When it comes to attitude, we want people who think, “Nothing is ever someone else’s problem.” Instead, people should think, “I see a problem. I have the power to fix it. I’m going to do it myself for the greater good.” There’s also the notion of having the right approach to fixing things. It’s sometimes better to know how to get to the right answer rather than having the right answer.

We also need people who can ruthlessly prioritize. We can’t do everything—our time is limited—so we need to try and focus on the most important things. From a designer’s point of view, this often means focusing on understanding why people use something in the first place and not just pushing pixels and polishing UI. The expectation is for product designers to think about executing the right ideas for the right reasons.

Recruiting for Facebook

Drew Hamlin (UW 2009 VCD), Josilin Torrano (Facebook Design Recruiter) and Francis Luu (Facebook Product Designer and UW VCD 2009) examining student capstone projects at the 2013 UW Design Show.

What advice do you have for UW Design students?

Broaden your skillset.
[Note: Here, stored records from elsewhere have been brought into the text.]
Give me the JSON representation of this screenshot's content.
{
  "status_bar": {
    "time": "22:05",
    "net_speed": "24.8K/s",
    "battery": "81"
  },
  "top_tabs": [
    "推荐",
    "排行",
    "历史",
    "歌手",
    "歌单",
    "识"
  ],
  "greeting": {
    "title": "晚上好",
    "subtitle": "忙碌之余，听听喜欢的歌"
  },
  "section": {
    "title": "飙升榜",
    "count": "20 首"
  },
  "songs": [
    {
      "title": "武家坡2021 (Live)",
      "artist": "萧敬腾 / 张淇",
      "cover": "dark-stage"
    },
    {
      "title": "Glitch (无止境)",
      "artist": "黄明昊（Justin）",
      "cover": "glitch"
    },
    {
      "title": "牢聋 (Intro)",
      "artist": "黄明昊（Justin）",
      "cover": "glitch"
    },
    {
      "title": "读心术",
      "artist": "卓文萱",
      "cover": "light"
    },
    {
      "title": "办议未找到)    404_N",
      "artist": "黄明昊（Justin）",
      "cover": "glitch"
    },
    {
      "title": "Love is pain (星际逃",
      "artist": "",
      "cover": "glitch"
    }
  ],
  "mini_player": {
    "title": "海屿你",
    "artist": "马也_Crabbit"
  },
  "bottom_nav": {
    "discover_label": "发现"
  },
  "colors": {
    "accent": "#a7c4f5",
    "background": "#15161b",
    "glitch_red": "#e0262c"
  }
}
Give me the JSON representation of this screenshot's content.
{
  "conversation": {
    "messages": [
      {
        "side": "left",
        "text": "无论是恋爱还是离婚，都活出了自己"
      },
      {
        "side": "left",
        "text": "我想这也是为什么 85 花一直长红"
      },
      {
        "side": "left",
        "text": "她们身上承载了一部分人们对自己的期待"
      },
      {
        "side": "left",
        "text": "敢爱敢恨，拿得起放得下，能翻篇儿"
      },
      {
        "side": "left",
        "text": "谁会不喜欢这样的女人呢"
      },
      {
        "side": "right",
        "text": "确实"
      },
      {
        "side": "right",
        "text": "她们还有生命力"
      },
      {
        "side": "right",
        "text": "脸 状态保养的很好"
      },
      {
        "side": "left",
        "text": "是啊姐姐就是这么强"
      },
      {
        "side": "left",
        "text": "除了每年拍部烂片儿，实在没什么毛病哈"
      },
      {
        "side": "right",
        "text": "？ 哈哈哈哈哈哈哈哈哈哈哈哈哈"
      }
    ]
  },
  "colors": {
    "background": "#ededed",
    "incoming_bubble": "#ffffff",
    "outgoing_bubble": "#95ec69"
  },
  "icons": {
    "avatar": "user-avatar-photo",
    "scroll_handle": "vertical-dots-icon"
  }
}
It’s going to be hugely beneficial to become a well-rounded and versatile designer, one who can take on a variety of roles as you progress through your career. I think you want to stay ahead of the curve in terms of what’s expected from designers moving forward. For instance, there’s huge demand for designers who can craft screen-based experiences. That may change in the next couple of years.

There’s also something to be said of focusing on quality of execution. Whether you’re working on an app, a website, a movie, a poster, or a book, it should be well-executed. The UW VCD curriculum delivers on this very well. On the interaction design side of things, knowing platform conventions and usability go a long way. Much of the work I do ends up being an app within iOS or Android, so being familiar with what’s expected on those platforms helps tremendously.

Finally, focus on communication. You have to know how to talk about yourself and your work. What are the motivations behind this particular solution? What problem are you trying to solve? Why are you doing this? There were times where I’d be sitting in meetings with Mark [Zuckerberg] and he’d ask, “So why are we doing this?” If you have trouble answering that—the end. That’s it.